• [WHAT IS NEEDED]:
If a line of the records holds the word "screenshot", copy it out.

(Collected data entries)
▼▼▼

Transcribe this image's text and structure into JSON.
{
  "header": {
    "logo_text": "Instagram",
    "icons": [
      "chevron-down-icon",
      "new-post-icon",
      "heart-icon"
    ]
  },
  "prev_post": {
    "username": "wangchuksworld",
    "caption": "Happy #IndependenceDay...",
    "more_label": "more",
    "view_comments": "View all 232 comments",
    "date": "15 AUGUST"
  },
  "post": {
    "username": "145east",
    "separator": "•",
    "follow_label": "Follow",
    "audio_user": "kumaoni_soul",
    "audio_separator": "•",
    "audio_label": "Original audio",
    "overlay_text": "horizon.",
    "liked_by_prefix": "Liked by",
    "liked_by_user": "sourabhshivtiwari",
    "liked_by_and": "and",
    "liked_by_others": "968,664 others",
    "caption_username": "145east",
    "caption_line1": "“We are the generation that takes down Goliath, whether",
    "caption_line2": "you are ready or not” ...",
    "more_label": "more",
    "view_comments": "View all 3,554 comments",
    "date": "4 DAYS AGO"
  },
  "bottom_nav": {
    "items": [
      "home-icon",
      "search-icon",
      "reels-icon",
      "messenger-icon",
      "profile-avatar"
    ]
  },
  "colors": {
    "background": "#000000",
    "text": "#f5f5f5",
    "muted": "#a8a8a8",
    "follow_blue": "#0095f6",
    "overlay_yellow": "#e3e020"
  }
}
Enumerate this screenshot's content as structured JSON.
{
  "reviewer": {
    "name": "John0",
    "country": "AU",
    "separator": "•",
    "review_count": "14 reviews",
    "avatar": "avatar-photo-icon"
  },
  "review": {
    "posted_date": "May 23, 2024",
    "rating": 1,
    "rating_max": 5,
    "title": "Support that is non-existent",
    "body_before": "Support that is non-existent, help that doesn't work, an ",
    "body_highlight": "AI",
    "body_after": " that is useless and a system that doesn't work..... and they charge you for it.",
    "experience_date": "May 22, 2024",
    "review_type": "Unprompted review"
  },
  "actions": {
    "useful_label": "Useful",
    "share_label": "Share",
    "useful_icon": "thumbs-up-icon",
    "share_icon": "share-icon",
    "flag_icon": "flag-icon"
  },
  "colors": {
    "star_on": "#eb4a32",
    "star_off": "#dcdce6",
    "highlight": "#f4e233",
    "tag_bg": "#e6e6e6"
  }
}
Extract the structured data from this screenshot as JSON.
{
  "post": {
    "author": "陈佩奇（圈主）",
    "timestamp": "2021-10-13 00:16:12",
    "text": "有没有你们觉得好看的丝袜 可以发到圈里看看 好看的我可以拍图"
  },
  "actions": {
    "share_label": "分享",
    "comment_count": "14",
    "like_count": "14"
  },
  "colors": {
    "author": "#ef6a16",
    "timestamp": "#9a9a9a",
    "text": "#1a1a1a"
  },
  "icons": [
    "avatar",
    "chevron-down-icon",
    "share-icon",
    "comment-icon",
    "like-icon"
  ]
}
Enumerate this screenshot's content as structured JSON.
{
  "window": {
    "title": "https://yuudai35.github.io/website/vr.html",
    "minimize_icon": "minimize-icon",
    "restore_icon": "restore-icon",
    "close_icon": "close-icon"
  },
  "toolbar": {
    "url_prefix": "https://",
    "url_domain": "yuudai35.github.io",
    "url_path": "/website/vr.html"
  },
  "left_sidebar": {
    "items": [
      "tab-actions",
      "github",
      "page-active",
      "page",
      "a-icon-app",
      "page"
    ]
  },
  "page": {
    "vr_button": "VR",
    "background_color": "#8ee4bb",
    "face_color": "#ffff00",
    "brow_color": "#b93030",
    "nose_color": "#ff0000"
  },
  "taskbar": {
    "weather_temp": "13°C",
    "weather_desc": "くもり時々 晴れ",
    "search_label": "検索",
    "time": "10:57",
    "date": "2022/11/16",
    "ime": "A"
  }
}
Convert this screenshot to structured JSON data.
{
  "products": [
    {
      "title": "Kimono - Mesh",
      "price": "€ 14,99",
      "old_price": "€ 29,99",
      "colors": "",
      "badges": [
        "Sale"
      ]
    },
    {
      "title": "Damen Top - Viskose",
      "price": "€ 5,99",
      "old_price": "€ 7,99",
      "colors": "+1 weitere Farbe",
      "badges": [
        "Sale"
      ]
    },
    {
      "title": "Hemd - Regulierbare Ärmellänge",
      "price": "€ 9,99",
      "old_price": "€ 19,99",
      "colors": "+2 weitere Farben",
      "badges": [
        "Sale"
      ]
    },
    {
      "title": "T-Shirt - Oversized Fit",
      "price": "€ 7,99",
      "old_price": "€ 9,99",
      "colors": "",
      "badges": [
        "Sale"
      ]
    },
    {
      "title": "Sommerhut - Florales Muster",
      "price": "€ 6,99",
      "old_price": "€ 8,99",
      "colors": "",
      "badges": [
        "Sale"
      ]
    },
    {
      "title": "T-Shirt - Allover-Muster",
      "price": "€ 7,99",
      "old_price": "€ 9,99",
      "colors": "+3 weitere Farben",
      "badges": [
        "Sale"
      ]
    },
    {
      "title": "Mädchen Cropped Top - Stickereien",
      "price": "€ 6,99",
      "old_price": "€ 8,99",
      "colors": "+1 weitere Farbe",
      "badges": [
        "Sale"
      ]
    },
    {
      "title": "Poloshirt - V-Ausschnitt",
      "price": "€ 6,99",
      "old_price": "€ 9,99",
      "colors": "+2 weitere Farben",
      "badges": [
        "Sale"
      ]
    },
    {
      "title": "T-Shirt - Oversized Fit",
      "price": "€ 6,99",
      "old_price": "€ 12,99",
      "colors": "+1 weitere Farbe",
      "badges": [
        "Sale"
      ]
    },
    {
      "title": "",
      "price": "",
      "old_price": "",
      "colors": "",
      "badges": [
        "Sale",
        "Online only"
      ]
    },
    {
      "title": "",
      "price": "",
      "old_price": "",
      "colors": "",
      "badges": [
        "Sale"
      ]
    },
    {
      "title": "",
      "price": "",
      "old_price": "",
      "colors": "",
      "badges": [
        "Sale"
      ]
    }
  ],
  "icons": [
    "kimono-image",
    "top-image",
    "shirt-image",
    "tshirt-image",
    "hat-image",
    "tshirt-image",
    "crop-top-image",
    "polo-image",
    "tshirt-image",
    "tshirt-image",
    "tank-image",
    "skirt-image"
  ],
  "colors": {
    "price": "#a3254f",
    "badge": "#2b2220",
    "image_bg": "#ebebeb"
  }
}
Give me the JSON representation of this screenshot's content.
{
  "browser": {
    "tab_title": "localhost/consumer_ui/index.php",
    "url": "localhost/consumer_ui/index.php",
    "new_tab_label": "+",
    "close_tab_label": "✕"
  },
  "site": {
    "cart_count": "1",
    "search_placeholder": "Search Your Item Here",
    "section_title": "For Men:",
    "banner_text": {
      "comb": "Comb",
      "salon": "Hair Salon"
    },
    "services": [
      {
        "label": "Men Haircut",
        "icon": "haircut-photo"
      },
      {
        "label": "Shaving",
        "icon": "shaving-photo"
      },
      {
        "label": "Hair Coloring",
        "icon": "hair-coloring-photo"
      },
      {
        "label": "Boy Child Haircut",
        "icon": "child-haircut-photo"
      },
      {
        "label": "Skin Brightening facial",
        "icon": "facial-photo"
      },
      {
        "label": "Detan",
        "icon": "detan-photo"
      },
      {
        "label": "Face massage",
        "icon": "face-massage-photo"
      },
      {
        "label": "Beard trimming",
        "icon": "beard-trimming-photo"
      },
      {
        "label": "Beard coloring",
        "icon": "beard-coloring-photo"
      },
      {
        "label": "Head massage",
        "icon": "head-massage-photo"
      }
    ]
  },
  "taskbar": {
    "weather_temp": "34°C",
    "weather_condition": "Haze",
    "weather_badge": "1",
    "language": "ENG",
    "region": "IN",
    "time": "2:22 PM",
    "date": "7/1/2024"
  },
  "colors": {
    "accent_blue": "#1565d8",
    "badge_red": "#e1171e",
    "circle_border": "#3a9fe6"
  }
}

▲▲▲

• [TASK ANSWER]:
Enumerate this screenshot's content as structured JSON.
Extract the structured data from this screenshot as JSON.
Enumerate this screenshot's content as structured JSON.
Convert this screenshot to structured JSON data.
Give me the JSON representation of this screenshot's content.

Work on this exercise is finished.